Web page and app entries
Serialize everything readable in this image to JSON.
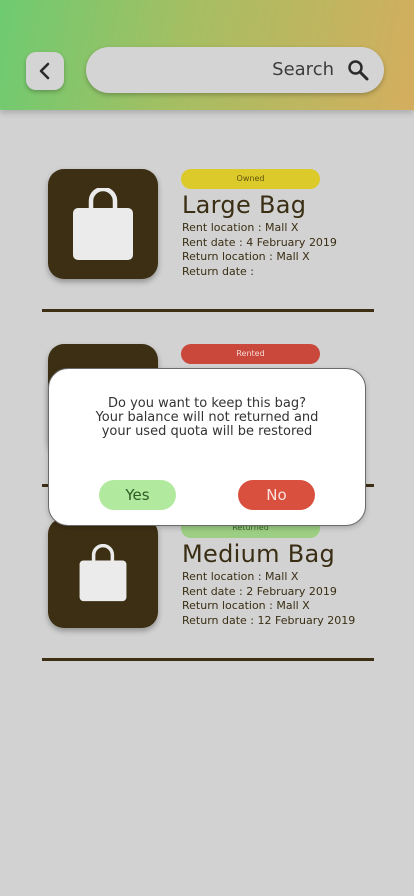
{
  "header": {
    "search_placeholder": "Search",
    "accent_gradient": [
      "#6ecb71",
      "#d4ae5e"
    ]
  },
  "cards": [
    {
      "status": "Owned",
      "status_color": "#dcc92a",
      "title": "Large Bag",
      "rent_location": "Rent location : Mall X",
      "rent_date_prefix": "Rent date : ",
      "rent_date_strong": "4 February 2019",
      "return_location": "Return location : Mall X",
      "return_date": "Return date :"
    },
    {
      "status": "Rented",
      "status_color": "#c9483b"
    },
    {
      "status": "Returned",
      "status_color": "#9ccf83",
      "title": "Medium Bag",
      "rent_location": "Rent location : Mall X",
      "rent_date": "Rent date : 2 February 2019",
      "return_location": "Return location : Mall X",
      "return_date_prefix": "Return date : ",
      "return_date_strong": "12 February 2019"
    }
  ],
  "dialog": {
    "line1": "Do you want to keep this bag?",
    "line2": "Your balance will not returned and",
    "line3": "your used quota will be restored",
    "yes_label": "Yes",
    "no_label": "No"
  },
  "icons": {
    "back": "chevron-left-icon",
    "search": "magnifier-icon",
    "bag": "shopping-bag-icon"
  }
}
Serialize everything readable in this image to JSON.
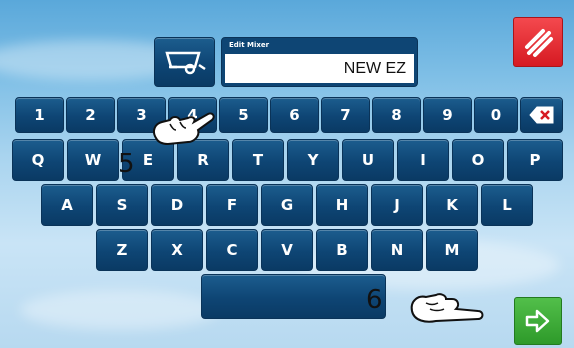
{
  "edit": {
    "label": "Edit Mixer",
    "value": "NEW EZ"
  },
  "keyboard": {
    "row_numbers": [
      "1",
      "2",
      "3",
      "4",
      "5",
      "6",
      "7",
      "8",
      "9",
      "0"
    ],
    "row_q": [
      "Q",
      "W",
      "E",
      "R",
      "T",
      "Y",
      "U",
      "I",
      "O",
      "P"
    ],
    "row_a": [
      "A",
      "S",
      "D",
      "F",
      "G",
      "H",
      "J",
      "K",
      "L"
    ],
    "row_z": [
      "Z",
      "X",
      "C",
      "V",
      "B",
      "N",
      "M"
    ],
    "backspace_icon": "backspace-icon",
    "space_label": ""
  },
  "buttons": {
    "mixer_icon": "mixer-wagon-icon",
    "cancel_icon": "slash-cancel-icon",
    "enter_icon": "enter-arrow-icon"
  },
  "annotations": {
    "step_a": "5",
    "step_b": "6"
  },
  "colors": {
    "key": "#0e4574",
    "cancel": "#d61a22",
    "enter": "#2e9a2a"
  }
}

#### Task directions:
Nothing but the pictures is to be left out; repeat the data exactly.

#### Reply to the task:
Serialize everything readable in this image to JSON.
{
  "header": {
    "search_placeholder": "Search",
    "accent_gradient": [
      "#6ecb71",
      "#d4ae5e"
    ]
  },
  "cards": [
    {
      "status": "Owned",
      "status_color": "#dcc92a",
      "title": "Large Bag",
      "rent_location": "Rent location : Mall X",
      "rent_date_prefix": "Rent date : ",
      "rent_date_strong": "4 February 2019",
      "return_location": "Return location : Mall X",
      "return_date": "Return date :"
    },
    {
      "status": "Rented",
      "status_color": "#c9483b"
    },
    {
      "status": "Returned",
      "status_color": "#9ccf83",
      "title": "Medium Bag",
      "rent_location": "Rent location : Mall X",
      "rent_date": "Rent date : 2 February 2019",
      "return_location": "Return location : Mall X",
      "return_date_prefix": "Return date : ",
      "return_date_strong": "12 February 2019"
    }
  ],
  "dialog": {
    "line1": "Do you want to keep this bag?",
    "line2": "Your balance will not returned and",
    "line3": "your used quota will be restored",
    "yes_label": "Yes",
    "no_label": "No"
  },
  "icons": {
    "back": "chevron-left-icon",
    "search": "magnifier-icon",
    "bag": "shopping-bag-icon"
  }
}
Serialize everything readable in this image to JSON.
{
  "edit": {
    "label": "Edit Mixer",
    "value": "NEW EZ"
  },
  "keyboard": {
    "row_numbers": [
      "1",
      "2",
      "3",
      "4",
      "5",
      "6",
      "7",
      "8",
      "9",
      "0"
    ],
    "row_q": [
      "Q",
      "W",
      "E",
      "R",
      "T",
      "Y",
      "U",
      "I",
      "O",
      "P"
    ],
    "row_a": [
      "A",
      "S",
      "D",
      "F",
      "G",
      "H",
      "J",
      "K",
      "L"
    ],
    "row_z": [
      "Z",
      "X",
      "C",
      "V",
      "B",
      "N",
      "M"
    ],
    "backspace_icon": "backspace-icon",
    "space_label": ""
  },
  "buttons": {
    "mixer_icon": "mixer-wagon-icon",
    "cancel_icon": "slash-cancel-icon",
    "enter_icon": "enter-arrow-icon"
  },
  "annotations": {
    "step_a": "5",
    "step_b": "6"
  },
  "colors": {
    "key": "#0e4574",
    "cancel": "#d61a22",
    "enter": "#2e9a2a"
  }
}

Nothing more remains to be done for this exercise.